■ TASK DETAILS ■
A line belongs in the answer if it contains "Company"; copy every such line from the entries below.
[SUPPLIED DATA Boundary: Start]
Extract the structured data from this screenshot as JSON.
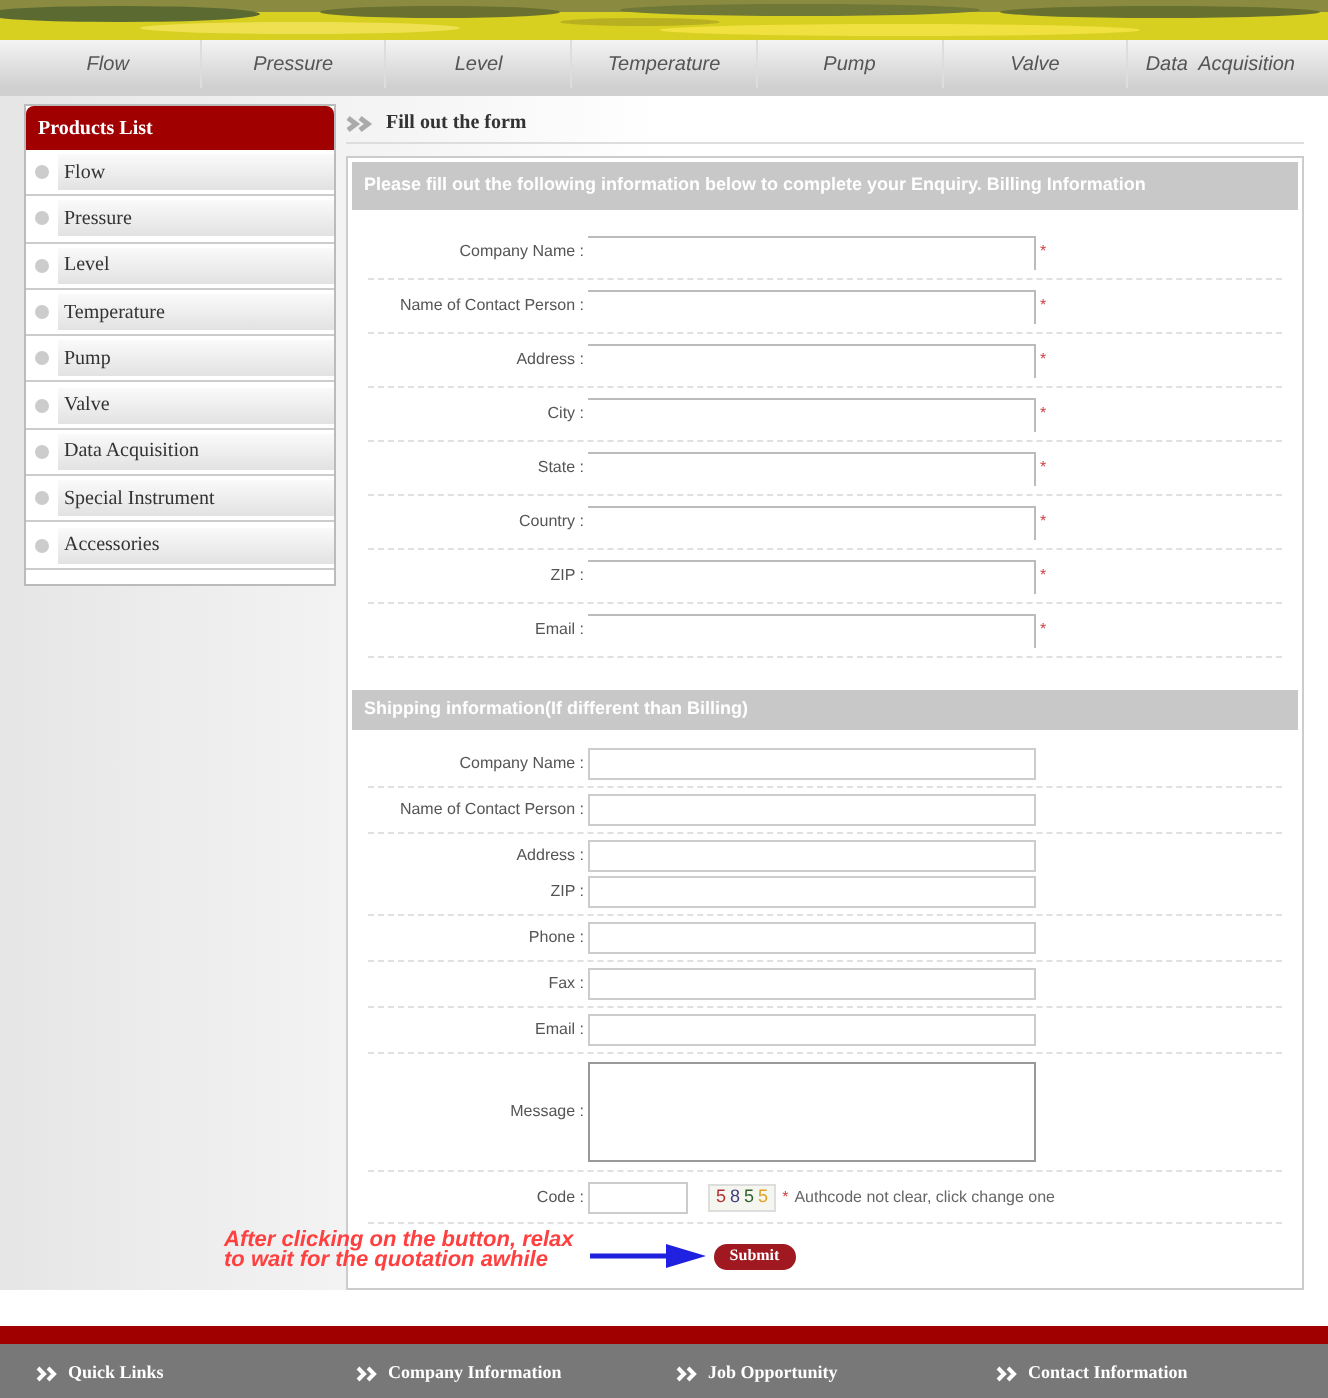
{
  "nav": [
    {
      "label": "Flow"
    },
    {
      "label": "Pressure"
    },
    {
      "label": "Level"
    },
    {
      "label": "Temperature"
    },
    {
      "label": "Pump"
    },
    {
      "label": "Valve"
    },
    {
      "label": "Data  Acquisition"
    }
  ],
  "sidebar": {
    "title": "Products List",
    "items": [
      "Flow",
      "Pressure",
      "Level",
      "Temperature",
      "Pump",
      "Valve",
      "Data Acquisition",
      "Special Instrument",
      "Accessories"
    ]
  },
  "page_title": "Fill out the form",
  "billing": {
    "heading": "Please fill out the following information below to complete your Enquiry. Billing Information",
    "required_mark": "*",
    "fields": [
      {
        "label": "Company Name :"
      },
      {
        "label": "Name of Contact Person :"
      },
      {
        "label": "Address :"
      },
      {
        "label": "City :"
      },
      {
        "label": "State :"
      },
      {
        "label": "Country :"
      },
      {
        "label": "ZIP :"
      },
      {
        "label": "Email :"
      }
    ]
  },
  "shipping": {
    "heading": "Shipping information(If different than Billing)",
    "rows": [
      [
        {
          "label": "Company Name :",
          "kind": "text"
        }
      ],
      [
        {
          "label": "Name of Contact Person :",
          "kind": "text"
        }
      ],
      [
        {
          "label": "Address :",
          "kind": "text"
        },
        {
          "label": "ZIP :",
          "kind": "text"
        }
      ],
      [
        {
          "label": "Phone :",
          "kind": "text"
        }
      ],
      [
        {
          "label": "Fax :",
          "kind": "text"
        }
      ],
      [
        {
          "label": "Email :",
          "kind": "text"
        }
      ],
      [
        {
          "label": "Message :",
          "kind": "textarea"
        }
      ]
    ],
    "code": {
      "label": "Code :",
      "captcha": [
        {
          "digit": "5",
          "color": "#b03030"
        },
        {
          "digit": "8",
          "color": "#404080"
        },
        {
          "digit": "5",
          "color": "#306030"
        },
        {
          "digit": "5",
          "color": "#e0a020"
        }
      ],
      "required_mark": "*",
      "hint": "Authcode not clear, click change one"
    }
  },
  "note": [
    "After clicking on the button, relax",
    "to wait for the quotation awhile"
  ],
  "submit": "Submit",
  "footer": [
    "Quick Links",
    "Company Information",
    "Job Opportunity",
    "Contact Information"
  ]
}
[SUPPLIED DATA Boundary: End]
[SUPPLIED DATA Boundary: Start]
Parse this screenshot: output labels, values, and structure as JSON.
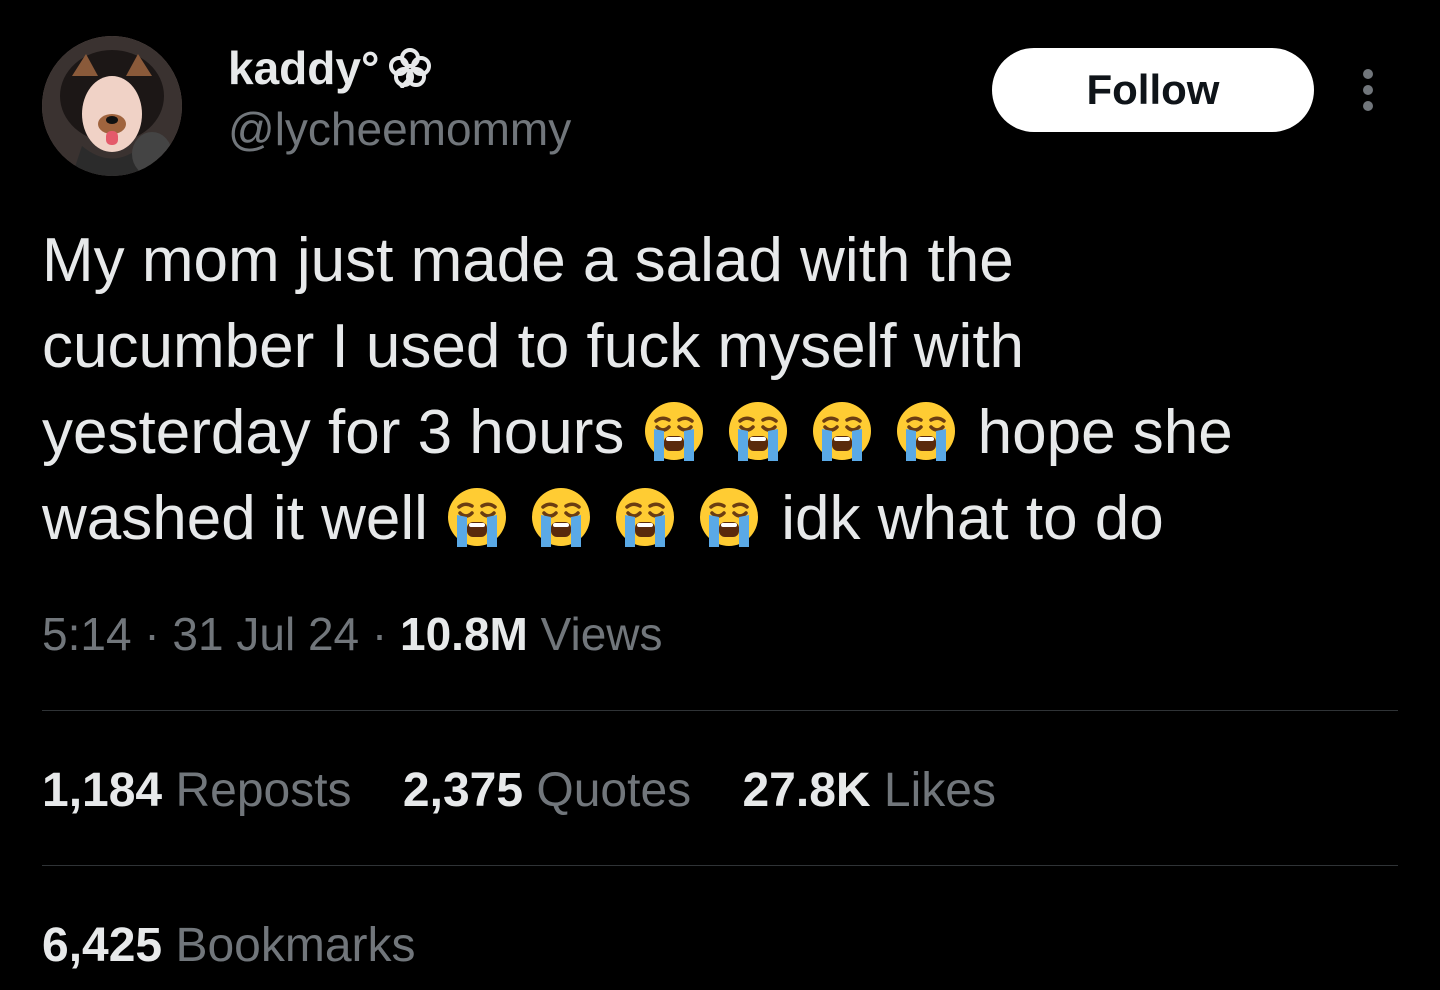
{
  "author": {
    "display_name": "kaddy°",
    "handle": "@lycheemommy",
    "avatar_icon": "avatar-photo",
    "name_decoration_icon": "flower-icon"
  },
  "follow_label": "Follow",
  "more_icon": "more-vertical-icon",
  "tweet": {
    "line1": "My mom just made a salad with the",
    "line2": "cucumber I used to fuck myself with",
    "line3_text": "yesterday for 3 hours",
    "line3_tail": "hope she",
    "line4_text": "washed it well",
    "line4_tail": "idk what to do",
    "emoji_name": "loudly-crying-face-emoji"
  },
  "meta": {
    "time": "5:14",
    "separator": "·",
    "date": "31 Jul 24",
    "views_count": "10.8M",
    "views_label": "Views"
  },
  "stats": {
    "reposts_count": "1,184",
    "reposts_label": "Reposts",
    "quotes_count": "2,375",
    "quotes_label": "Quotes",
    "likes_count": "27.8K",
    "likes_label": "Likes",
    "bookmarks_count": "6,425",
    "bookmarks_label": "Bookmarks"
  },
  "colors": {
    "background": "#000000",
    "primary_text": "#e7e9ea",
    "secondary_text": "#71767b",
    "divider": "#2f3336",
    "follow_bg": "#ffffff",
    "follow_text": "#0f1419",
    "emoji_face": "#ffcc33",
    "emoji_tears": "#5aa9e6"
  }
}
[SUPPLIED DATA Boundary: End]
■ ANSWER ■
        "label": "Company Name :"
          "label": "Company Name :",
    "Company Information",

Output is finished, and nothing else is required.